(3) Richardson AJ, Burton JR, Sewell RP, et al. Docosahexaenoic acid for reading, cognition and behavior in children aged 7-9 years: a randomized, controlled trial (the DOLAB Study). PLoS One. 2012;7(9):e43909.

(4) Montgomery P, Burton JR, Sewell RP, et al. Low blood long chain omega-3 fatty acids in UK children are associated with poor cognitive performance and behavior: a cross-sectional analysis from the DOLAB study. PLoS One. 2013 Jun 24;8(6):e66697.

Movement throughout the day as good as going to the gym?

Gym memberships and activity climb sharply in January as thousands of people renew their commitment to exercise more regularly. Those who have been mainstays of the gym anticipate this and also know that most people will not continue to patronize the gym come February. If your one of those that can’t seem to stay committed to the gym, don’t worry, researchers at Oregon State University assert that even short periods of activity equaling 30 minutes of daily activity provides health benefits similar to longer workouts at the gym.(1)

It is well-known that regular physical activity enhances overall health and decreases the risk of a range of health conditions, including diabetes, heart disease, and cancer. Currently, the Physical Activity Guidelines for Americans established by the U.S. Department of Health and Human Services recommends adults get at least 150 minutes of moderate-intensity, or 75 minutes of vigorous-intensity physical activity weekly to achieve the greatest health benefits.

The OSU researchers evaluated the physical activity levels of more than 6,000 American adults who wore accelerometers to assess the extent of their daily activity. Participants in the cross-sectional study fell into one of two categories: 1) those that went to the gym to exercise and 2) those who increased their physical activity through short periods of movement — as short as one to two minutes each — through routine daily behaviors.

Remarkably, the study found that those who participated in short periods of physical activity achieved positive health outcomes similar to those who participated in a more structured exercise routine. These benefits included lower blood pressure, decreased cholesterol levels, diminished waist circumference and reduced risk of metabolic syndrome. In fact, the structured exercise group who met the physical activity guidelines for Americans had an 87 percent chance of not having metabolic syndrome compared to 89 percent among the short period group.

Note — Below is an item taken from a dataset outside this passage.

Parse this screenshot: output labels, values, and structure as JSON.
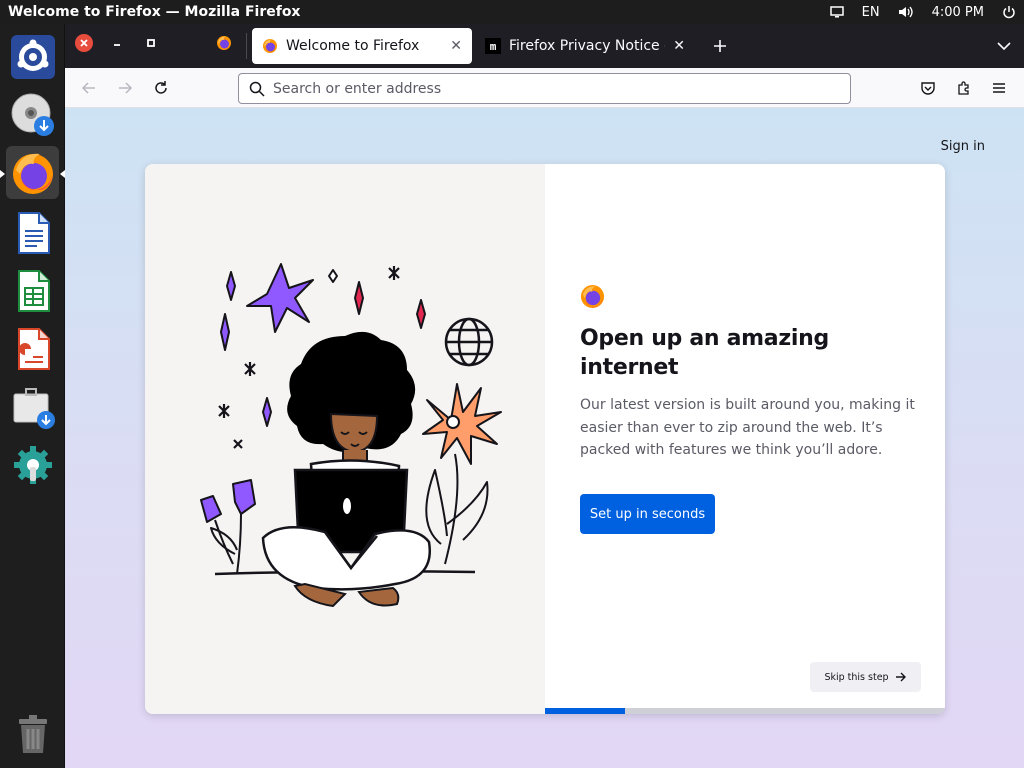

These findings, published in the American Journal of Health Promotion suggest that promoting movement as a way of life may significantly improve the health and quality of life among Americans who are living more sedentary lives generally. Indeed, as little as 15 minutes of daily activity has been shown to increase longevity.

Short periods of physical activity equivalent to 150 minutes weekly can easily be incorporated into most people’s daily routine. For example, you can go down or up a floor to use the restroom; walk to errands that are shorter than a mile; do calisthenics during commercials while watching TV or during a break at work; or pace while talking on the phone.

It doesn’t necessarily mean you can give up on the gym. Structured exercise is still beneficial and high-intensity exercise provides added benefits such as increased metabolism and accelerated fat burning (see TransformWise). But the findings do suggest that if you don’t want to make the time for 30 consecutive minutes of exercise you can achieve similar results by moving more throughout the day to equal 30 minutes’ total. The key is some physical activity is better than none —so get moving daily!

(1) Loprinzi PD, Cardinal BJ. Association between biologic outcomes and objectively measured physical activity accumulated in ≥ 10-minute bouts and <10-minute bouts. Am J Health Promot. 2013 Jan-Feb;27(3):143-51.